“Alberto came to win and, quite honestly, so did I”

Lance Armstrong, 7th July

Only last week Lance was claiming he was nothing more than a domestique deluxe in the Astana team, and that Contador was the leader. This was re-stated by Bruyneel at the start of the Tour. We’d all questioned his age, his time away from top-level competition, his ‘beach weight-lifting with celebrity buddies’ size, his broken collar bone, his improving but insufficient form from the Giro. But – by the same token – would this man really come back to ride his beloved Tour de France and play second fiddle to anybody, three-time grand tour champion or otherwise?

Just four days in and – already – Lance is only fractions of a second from the maillot jaune and looking ominously good. He looks lean, he looks strong on the bike, he seems to be orchastrating Astana’s tactics whilst using his experience to eek out time gaps on Contador and co. And finally – despite his pre-Tour protestations – he has admitted he is there to win.

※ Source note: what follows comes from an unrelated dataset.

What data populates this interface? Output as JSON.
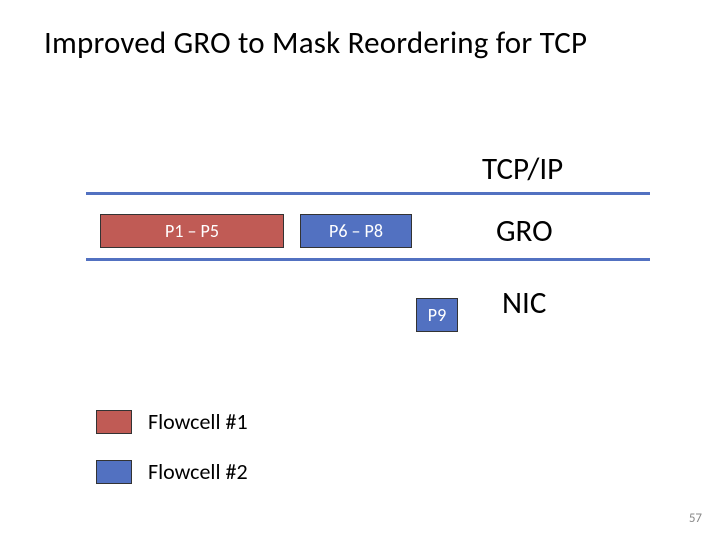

Together the Astana team are making this Tour impossible for other contenders: one has to question the options remaining for Cadel Evans, Carlos Sastre, and arguably the Schleck brothers – all between 1.41 and 2.59 back already on Lance. Denis Menchov’s Giro form – and luck – seems to have dried up, and despite much promise Michael Rogers (the best placed of possible non-Astana challengers) has always struggled on the big climbs.

Whilst putting Lance in yellow would have been nice, it does mean that – crucially – Saxo Bank and not Astana will be shouldering responsibility for the leaders jersey and the peleton in general. This means Lance and team will be fresh come Friday. The ITV4 team speculated that this was intentional (see Lance shifting down gears just before the line as the 5th man in their TTT finish); that the man can judge things to fractions of seconds is severely doubtful. But Lance oozes such control and authority that – with his pedigree for mind games and tactical nouse – it’s almost believable that even this, and the leadership battle, could be planned Armstrong/Bruyneel tactics to confuse rivals and aid his victory cause.

Now, Lance is saying the Astana team leadership will be discussed – or re-discussed – after the stage to Andorra. The Tour often throws up surprises, but if I were a betting man I’d place my money on a Lance v Contador show down for the GC win. And I just can’t help feeling that the wise old owl Armstrong will come out on top yet again!

Who will win Le Tour?

The Classics season is over. The Giro’s finished. The Dauphine Libere starts this coming weekend. Most of the early season favourites have shown form of some description, but this remains the most open of Tours in years. So who is going to win?

Contador goes into the Dauphine – traditionally Lance’s Tour warm up event – as one of the favourites and has an opportunity to be the genuine Astana (or whatever their name is come July 4th) team leader. Levi’s early season form seems to have deserted him, but Astana look incredibly strong and – as mentioned in my Giro reflections – I wouldn’t write off Lance just yet. The Schleck brothers looked very good – bar Frank’s crash in the Amstel Gold race – in the Classics, but will either trascend the status of young prospect and mount a serious yellow jersey bid? Can Menchov challenge in a second successive grand tour? Is Basso up to the task as he continues his come back? Does Evans have the ability to go one better than 2008? Will Sastre improve on his Giro form and retain his title?

Here are the latest odds.

TdF Odds

So far 75% of you think Contador, making him the undisputed favourite. Vote now!

Who do you think will be the winner in Paris?